GIVEN RECORDS section start

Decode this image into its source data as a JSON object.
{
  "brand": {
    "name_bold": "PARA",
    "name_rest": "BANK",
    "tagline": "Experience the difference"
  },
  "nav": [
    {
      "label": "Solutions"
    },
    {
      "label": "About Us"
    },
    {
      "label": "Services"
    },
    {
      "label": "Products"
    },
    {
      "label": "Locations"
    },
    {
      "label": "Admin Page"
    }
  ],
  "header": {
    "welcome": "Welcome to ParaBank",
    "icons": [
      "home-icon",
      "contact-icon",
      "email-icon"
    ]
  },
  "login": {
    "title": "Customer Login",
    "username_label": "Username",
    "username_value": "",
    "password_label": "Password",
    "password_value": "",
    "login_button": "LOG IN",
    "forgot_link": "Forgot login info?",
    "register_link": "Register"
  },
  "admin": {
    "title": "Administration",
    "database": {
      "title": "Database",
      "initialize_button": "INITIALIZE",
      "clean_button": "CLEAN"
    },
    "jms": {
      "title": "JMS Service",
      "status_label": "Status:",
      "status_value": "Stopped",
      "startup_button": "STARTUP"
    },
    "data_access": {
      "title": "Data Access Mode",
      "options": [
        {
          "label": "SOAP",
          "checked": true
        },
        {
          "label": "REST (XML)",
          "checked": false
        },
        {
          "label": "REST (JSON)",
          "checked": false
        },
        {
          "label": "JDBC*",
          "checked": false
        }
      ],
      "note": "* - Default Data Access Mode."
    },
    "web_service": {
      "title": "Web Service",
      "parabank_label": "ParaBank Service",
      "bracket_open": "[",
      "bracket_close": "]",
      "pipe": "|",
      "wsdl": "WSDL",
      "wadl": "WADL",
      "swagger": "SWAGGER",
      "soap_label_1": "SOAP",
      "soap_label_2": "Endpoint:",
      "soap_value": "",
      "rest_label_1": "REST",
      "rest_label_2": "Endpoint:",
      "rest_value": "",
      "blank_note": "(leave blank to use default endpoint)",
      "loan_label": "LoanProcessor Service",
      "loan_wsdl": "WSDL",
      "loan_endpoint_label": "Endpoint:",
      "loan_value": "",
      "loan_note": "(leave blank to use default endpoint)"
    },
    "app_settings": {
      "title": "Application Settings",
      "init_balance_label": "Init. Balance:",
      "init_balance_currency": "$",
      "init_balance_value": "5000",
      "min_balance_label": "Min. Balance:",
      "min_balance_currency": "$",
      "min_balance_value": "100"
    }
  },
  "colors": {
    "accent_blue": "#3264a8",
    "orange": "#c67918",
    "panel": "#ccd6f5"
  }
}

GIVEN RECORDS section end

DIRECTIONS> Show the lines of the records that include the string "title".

TASK SOLUTION>
    "title": "Customer Login",
    "title": "Administration",
      "title": "Database",
      "title": "JMS Service",
      "title": "Data Access Mode",
      "title": "Web Service",
      "title": "Application Settings",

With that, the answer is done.